So what we're doing is starting to create pods of people inside some of our business units where their sole purpose is the acceleration of the phyigital. So it’s a data scientist, and insight expert, and analyst -- somebody who brings it to life. And business manager, and then one or two random people -- the curious but uninformed so they don't know what the answer is yet. We've created a few of those pods and put them in the business units, and that's an experiment that is starting to pay dividends.
MP: What other “Aha” big ideas or insights surprised and delighted you over the past holiday season, removing the COVID impact?
Pollard: What surprised and delighted us is, for instance, according to a Morning Consult survey and showing up in some of our own data, young people who are living on their own are taking up baking. So our baking business and our home cooking business, and the flow of people visiting our websites to find recipes -- we've got a huge uptake in Gen Z people who were saying that they're doing that.

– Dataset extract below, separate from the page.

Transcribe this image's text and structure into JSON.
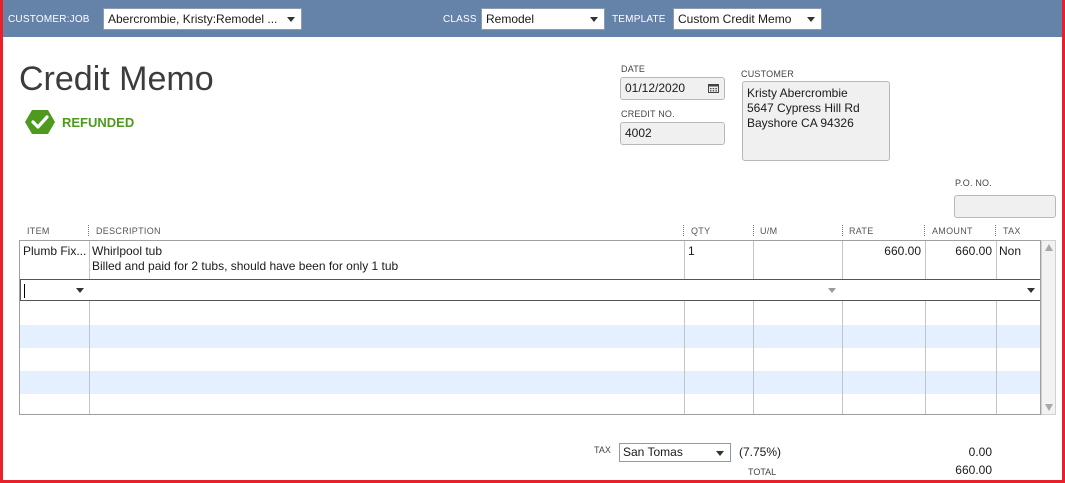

Consumers are starting to realize that sometimes baking it yourself with a little help from Betty or the Doughboy, those things sometimes give you a bit more joy and save you a lot of time. So we did not see the young people's experience of baking coming, which surprised and delighted us.
And then internally, we went very hard on looking after our people and serving our consumers. And a lot of the actions for good, kids who weren't going to school, who relied on school meals, how do we reverse-engineer our school meals program to get food, breakfast especially, to them in their homes?
It surprised us that we were as agile and as flexible as we’ve proven to be. And our challenge is going to be holding on to that. We all were talking about, how do we hold on to the penetration gangs we've got or the loyalty that's developed equally. It’s how do we hold on to the really good things that we've learned? How we can work better together, trust people, distribute the ideas, and allow people to take action?